As for the rest of the car? It didnâ€™t disappoint. Continue reading Review: 2008 Land Rover LR2
The 2008 Liberty is back with a whole new look, and an updated platform to make this one of the more enjoyable small-to-mid sized SUVs Iâ€™ve driven recently. Iâ€™m a big fan of the Commander, which is the big, strong, SUV in Jeepâ€™s lineup that commands respect both on- and off-road, and the new Liberty truly feels like it belongs in the same family. With itâ€™s increased size, and upgraded suspension, taking this vehicle into the snow was thoughtless as it handled slippery terrain with absolute confidence. It delivered reliably on the pavement as well with style points left over.

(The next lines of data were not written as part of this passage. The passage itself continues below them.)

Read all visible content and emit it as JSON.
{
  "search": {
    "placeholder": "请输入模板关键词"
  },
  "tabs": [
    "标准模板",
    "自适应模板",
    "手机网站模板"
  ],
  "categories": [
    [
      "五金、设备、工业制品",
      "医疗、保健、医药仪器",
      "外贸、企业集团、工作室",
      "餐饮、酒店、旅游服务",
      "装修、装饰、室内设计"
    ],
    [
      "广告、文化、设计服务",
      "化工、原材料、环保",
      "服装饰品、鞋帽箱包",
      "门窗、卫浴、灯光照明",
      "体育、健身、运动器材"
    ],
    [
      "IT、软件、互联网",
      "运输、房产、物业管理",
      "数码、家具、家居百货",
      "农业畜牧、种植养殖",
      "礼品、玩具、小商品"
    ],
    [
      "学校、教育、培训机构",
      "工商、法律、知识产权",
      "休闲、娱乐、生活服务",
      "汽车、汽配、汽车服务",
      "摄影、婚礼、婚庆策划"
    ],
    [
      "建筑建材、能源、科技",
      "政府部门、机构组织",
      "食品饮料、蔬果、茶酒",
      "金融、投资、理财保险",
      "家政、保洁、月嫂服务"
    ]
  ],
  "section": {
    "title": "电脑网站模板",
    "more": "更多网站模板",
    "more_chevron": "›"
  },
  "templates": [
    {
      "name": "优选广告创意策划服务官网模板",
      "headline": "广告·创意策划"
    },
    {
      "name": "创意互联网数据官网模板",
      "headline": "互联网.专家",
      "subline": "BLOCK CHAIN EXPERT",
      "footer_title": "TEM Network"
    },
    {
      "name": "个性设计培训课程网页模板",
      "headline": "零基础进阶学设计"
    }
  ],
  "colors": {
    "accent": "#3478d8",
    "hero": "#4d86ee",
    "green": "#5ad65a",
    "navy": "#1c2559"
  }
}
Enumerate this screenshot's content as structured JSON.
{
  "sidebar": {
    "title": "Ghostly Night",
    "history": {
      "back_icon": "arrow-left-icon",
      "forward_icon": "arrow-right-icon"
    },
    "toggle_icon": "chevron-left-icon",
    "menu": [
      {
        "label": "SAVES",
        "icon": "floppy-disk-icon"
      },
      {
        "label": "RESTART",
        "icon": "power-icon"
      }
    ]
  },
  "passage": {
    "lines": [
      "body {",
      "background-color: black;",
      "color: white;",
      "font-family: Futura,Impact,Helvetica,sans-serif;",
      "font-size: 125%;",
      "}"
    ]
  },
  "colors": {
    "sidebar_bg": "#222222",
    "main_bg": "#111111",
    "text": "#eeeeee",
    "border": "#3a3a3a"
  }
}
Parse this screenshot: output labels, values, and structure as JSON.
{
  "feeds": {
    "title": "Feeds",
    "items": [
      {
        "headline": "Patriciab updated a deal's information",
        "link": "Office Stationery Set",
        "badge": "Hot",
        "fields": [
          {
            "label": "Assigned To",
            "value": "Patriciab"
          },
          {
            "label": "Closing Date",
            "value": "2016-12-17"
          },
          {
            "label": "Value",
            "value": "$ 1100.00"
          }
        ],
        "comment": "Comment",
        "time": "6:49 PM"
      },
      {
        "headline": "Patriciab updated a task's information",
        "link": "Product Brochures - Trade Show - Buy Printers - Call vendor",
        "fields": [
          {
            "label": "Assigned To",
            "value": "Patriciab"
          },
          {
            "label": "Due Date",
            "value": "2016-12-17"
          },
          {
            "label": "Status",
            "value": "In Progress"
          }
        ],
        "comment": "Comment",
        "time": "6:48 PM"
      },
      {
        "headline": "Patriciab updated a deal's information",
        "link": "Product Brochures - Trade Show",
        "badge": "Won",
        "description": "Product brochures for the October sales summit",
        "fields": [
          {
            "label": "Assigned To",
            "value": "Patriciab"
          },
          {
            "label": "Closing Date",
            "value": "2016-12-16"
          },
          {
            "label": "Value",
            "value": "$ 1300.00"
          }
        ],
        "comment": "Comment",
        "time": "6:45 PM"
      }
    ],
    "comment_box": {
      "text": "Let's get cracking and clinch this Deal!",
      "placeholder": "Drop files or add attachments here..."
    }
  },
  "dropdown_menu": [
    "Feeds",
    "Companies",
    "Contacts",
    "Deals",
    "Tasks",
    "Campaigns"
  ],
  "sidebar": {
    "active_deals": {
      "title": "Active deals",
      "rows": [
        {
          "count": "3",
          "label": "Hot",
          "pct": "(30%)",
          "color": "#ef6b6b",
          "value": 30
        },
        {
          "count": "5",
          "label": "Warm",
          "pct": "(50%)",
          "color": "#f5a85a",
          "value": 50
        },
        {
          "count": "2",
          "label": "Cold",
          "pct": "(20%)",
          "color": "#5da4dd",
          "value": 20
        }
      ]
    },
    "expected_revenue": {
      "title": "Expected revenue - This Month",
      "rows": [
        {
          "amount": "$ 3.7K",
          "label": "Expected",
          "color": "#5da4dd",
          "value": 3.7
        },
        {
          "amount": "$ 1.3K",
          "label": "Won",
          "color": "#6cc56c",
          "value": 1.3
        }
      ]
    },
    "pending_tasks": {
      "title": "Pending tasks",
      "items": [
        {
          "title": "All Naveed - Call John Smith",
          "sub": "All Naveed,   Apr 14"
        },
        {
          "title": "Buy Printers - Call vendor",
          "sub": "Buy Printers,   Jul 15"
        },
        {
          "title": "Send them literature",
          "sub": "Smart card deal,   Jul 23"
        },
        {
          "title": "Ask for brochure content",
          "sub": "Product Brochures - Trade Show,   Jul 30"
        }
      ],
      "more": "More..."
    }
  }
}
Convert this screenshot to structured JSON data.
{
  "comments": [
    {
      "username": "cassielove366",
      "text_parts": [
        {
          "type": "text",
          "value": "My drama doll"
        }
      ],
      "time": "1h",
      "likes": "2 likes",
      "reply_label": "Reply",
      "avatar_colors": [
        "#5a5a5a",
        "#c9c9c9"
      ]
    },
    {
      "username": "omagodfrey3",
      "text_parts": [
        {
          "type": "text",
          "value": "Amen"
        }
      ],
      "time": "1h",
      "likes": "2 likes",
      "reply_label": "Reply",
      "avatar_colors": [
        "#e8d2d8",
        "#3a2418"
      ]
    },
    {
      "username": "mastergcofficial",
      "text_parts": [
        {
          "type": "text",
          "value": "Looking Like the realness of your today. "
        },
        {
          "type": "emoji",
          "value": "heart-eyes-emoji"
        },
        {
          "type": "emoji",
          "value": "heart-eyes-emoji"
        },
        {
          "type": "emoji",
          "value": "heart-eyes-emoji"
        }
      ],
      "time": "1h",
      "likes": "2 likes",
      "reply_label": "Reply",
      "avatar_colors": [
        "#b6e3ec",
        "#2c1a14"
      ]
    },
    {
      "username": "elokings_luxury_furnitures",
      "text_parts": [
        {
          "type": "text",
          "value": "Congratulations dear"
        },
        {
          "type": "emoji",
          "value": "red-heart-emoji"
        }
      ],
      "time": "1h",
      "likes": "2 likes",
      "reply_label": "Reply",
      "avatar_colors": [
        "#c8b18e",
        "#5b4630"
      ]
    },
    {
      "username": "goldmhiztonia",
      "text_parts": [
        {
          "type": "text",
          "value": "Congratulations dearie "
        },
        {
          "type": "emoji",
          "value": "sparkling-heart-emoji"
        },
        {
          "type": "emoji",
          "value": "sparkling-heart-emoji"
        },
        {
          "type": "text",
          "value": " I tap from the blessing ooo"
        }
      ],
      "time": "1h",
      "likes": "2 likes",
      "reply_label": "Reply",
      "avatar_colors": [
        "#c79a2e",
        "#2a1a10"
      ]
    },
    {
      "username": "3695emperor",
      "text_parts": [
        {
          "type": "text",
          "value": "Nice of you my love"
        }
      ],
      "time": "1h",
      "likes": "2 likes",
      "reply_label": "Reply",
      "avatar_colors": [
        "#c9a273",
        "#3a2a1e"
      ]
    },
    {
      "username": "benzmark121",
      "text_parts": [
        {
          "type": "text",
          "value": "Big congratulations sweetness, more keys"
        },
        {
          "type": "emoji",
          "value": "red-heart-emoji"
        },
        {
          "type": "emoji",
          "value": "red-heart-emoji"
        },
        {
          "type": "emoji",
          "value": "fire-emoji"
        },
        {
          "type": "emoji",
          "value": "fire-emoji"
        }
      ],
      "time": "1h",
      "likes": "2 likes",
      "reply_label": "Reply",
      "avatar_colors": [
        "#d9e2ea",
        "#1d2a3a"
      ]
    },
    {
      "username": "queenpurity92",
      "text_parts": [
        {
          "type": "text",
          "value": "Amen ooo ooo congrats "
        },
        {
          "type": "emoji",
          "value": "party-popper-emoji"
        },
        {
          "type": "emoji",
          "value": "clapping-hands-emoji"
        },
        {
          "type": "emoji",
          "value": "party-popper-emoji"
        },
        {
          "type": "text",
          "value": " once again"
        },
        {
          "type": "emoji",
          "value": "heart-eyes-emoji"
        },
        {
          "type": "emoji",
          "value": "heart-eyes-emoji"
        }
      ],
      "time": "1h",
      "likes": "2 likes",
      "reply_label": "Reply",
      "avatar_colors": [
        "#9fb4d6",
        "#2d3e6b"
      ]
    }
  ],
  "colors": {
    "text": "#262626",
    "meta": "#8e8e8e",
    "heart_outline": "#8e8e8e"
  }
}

In general, I appreciate the new look a lot. I donâ€™t mind the rounded features of past Liberties, but they always seemed sort of â€œcuteâ€ to me. Not so with the updated styling, looking lean and mean and strong. The new grill also looks less like the Wrangler and more like the kid brother of the Commander as well. Inside, the new platform gave a little more leg room for both the backseat and the driver, with both sets of passengers appreciating it. The interior is a slight bit on the bland side, but very clean and easy to manage. All details were logical and felt like they belonged. Another notable change was the transition from a rear door with a side-hinged door to a top-hinged lifting gate (complete with separate opening glass window). I go back and forth on which I prefer, but I do like moving the spare tire into the interior and off the rear gate, as it can interfere with bike racks and other rear mounted items (I know you can put a standard bike rack on top of the spare, Iâ€™ve done it, but I donâ€™t believe you can use a hitch mounted bike rack, which is my preference with SUVs this tall). Continue reading Review: 2008 Jeep Liberty